EXCERPTED RECORDS: Begin

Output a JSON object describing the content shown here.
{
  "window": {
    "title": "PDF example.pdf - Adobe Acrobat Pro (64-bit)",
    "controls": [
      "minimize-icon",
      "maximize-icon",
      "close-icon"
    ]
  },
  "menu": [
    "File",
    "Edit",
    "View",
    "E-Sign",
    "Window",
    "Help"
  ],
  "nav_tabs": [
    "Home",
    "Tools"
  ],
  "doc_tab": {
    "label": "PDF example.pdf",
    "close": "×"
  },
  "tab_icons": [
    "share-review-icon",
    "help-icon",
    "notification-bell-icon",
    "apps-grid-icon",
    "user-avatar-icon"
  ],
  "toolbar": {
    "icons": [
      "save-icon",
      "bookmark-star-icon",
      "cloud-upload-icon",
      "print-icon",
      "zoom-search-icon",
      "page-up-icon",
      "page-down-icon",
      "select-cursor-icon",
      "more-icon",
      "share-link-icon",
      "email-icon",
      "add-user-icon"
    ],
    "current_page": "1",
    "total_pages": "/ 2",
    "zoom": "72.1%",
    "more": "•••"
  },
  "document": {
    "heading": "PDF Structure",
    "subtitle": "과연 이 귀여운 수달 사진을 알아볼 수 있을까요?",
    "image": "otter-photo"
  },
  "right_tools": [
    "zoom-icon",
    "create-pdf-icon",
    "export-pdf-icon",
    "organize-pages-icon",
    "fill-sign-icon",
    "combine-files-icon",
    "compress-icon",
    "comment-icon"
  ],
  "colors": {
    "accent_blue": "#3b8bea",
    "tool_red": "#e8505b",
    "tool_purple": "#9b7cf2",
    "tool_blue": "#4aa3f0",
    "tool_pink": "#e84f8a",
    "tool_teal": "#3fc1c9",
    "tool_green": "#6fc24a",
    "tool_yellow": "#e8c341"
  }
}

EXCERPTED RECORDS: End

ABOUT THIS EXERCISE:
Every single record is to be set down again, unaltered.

ANSWER FOR THIS EXERCISE:
Output a JSON object describing the content shown here.
{
  "window": {
    "title": "PDF example.pdf - Adobe Acrobat Pro (64-bit)",
    "controls": [
      "minimize-icon",
      "maximize-icon",
      "close-icon"
    ]
  },
  "menu": [
    "File",
    "Edit",
    "View",
    "E-Sign",
    "Window",
    "Help"
  ],
  "nav_tabs": [
    "Home",
    "Tools"
  ],
  "doc_tab": {
    "label": "PDF example.pdf",
    "close": "×"
  },
  "tab_icons": [
    "share-review-icon",
    "help-icon",
    "notification-bell-icon",
    "apps-grid-icon",
    "user-avatar-icon"
  ],
  "toolbar": {
    "icons": [
      "save-icon",
      "bookmark-star-icon",
      "cloud-upload-icon",
      "print-icon",
      "zoom-search-icon",
      "page-up-icon",
      "page-down-icon",
      "select-cursor-icon",
      "more-icon",
      "share-link-icon",
      "email-icon",
      "add-user-icon"
    ],
    "current_page": "1",
    "total_pages": "/ 2",
    "zoom": "72.1%",
    "more": "•••"
  },
  "document": {
    "heading": "PDF Structure",
    "subtitle": "과연 이 귀여운 수달 사진을 알아볼 수 있을까요?",
    "image": "otter-photo"
  },
  "right_tools": [
    "zoom-icon",
    "create-pdf-icon",
    "export-pdf-icon",
    "organize-pages-icon",
    "fill-sign-icon",
    "combine-files-icon",
    "compress-icon",
    "comment-icon"
  ],
  "colors": {
    "accent_blue": "#3b8bea",
    "tool_red": "#e8505b",
    "tool_purple": "#9b7cf2",
    "tool_blue": "#4aa3f0",
    "tool_pink": "#e84f8a",
    "tool_teal": "#3fc1c9",
    "tool_green": "#6fc24a",
    "tool_yellow": "#e8c341"
  }
}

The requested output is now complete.